*Directions for this task*.
Print all of the data exactly, with no line missing.

=== Given data ===

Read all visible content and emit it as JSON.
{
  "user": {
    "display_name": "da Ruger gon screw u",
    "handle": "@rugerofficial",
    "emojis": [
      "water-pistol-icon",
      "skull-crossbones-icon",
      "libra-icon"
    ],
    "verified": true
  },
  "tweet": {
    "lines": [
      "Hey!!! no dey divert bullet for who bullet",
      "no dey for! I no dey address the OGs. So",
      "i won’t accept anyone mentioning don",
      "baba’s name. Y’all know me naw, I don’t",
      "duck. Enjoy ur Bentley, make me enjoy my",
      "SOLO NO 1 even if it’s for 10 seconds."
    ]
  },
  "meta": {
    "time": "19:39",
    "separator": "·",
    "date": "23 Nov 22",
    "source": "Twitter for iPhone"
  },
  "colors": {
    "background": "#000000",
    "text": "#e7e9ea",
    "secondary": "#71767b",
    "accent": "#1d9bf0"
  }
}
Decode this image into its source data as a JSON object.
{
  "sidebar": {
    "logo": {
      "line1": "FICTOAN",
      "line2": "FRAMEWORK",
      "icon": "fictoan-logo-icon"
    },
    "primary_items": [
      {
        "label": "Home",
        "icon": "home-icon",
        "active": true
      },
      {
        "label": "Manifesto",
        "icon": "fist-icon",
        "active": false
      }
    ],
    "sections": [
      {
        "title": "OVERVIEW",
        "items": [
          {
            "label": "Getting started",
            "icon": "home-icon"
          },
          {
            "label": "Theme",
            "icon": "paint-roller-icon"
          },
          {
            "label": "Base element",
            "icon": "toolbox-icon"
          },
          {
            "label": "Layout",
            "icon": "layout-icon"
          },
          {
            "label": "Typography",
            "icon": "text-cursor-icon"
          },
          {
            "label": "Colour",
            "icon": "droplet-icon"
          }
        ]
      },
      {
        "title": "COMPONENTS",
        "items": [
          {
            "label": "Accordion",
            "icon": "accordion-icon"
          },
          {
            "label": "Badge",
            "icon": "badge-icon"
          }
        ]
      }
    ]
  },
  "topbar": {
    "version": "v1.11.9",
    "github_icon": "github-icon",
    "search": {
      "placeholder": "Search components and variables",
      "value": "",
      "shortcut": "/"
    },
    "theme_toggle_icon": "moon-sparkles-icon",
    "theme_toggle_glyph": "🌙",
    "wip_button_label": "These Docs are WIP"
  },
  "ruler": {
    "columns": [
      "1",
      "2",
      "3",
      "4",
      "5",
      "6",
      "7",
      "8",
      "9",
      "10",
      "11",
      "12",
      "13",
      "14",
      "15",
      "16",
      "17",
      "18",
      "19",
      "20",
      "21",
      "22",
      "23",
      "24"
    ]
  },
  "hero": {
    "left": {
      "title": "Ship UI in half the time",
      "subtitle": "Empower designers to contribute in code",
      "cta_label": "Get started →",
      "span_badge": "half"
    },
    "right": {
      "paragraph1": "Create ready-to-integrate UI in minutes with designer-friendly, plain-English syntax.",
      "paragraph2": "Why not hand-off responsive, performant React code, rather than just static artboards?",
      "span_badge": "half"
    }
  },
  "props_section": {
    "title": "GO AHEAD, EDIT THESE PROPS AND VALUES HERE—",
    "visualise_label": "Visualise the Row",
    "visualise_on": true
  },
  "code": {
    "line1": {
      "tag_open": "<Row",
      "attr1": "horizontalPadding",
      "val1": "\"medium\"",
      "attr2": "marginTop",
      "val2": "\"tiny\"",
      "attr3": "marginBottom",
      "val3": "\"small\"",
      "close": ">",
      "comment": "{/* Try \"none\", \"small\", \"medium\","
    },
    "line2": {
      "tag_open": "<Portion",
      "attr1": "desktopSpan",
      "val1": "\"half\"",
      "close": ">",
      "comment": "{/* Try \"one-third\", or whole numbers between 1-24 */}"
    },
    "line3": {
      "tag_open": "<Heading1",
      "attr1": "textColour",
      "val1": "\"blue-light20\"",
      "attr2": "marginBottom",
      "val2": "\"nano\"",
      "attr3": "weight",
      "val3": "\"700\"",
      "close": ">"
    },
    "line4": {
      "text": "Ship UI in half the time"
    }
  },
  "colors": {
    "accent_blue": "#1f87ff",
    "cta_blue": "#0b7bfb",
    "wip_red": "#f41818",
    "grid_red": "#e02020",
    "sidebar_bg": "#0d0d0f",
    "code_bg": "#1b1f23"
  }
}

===

*Response box*.
Read all visible content and emit it as JSON.
{
  "user": {
    "display_name": "da Ruger gon screw u",
    "handle": "@rugerofficial",
    "emojis": [
      "water-pistol-icon",
      "skull-crossbones-icon",
      "libra-icon"
    ],
    "verified": true
  },
  "tweet": {
    "lines": [
      "Hey!!! no dey divert bullet for who bullet",
      "no dey for! I no dey address the OGs. So",
      "i won’t accept anyone mentioning don",
      "baba’s name. Y’all know me naw, I don’t",
      "duck. Enjoy ur Bentley, make me enjoy my",
      "SOLO NO 1 even if it’s for 10 seconds."
    ]
  },
  "meta": {
    "time": "19:39",
    "separator": "·",
    "date": "23 Nov 22",
    "source": "Twitter for iPhone"
  },
  "colors": {
    "background": "#000000",
    "text": "#e7e9ea",
    "secondary": "#71767b",
    "accent": "#1d9bf0"
  }
}
Decode this image into its source data as a JSON object.
{
  "sidebar": {
    "logo": {
      "line1": "FICTOAN",
      "line2": "FRAMEWORK",
      "icon": "fictoan-logo-icon"
    },
    "primary_items": [
      {
        "label": "Home",
        "icon": "home-icon",
        "active": true
      },
      {
        "label": "Manifesto",
        "icon": "fist-icon",
        "active": false
      }
    ],
    "sections": [
      {
        "title": "OVERVIEW",
        "items": [
          {
            "label": "Getting started",
            "icon": "home-icon"
          },
          {
            "label": "Theme",
            "icon": "paint-roller-icon"
          },
          {
            "label": "Base element",
            "icon": "toolbox-icon"
          },
          {
            "label": "Layout",
            "icon": "layout-icon"
          },
          {
            "label": "Typography",
            "icon": "text-cursor-icon"
          },
          {
            "label": "Colour",
            "icon": "droplet-icon"
          }
        ]
      },
      {
        "title": "COMPONENTS",
        "items": [
          {
            "label": "Accordion",
            "icon": "accordion-icon"
          },
          {
            "label": "Badge",
            "icon": "badge-icon"
          }
        ]
      }
    ]
  },
  "topbar": {
    "version": "v1.11.9",
    "github_icon": "github-icon",
    "search": {
      "placeholder": "Search components and variables",
      "value": "",
      "shortcut": "/"
    },
    "theme_toggle_icon": "moon-sparkles-icon",
    "theme_toggle_glyph": "🌙",
    "wip_button_label": "These Docs are WIP"
  },
  "ruler": {
    "columns": [
      "1",
      "2",
      "3",
      "4",
      "5",
      "6",
      "7",
      "8",
      "9",
      "10",
      "11",
      "12",
      "13",
      "14",
      "15",
      "16",
      "17",
      "18",
      "19",
      "20",
      "21",
      "22",
      "23",
      "24"
    ]
  },
  "hero": {
    "left": {
      "title": "Ship UI in half the time",
      "subtitle": "Empower designers to contribute in code",
      "cta_label": "Get started →",
      "span_badge": "half"
    },
    "right": {
      "paragraph1": "Create ready-to-integrate UI in minutes with designer-friendly, plain-English syntax.",
      "paragraph2": "Why not hand-off responsive, performant React code, rather than just static artboards?",
      "span_badge": "half"
    }
  },
  "props_section": {
    "title": "GO AHEAD, EDIT THESE PROPS AND VALUES HERE—",
    "visualise_label": "Visualise the Row",
    "visualise_on": true
  },
  "code": {
    "line1": {
      "tag_open": "<Row",
      "attr1": "horizontalPadding",
      "val1": "\"medium\"",
      "attr2": "marginTop",
      "val2": "\"tiny\"",
      "attr3": "marginBottom",
      "val3": "\"small\"",
      "close": ">",
      "comment": "{/* Try \"none\", \"small\", \"medium\","
    },
    "line2": {
      "tag_open": "<Portion",
      "attr1": "desktopSpan",
      "val1": "\"half\"",
      "close": ">",
      "comment": "{/* Try \"one-third\", or whole numbers between 1-24 */}"
    },
    "line3": {
      "tag_open": "<Heading1",
      "attr1": "textColour",
      "val1": "\"blue-light20\"",
      "attr2": "marginBottom",
      "val2": "\"nano\"",
      "attr3": "weight",
      "val3": "\"700\"",
      "close": ">"
    },
    "line4": {
      "text": "Ship UI in half the time"
    }
  },
  "colors": {
    "accent_blue": "#1f87ff",
    "cta_blue": "#0b7bfb",
    "wip_red": "#f41818",
    "grid_red": "#e02020",
    "sidebar_bg": "#0d0d0f",
    "code_bg": "#1b1f23"
  }
}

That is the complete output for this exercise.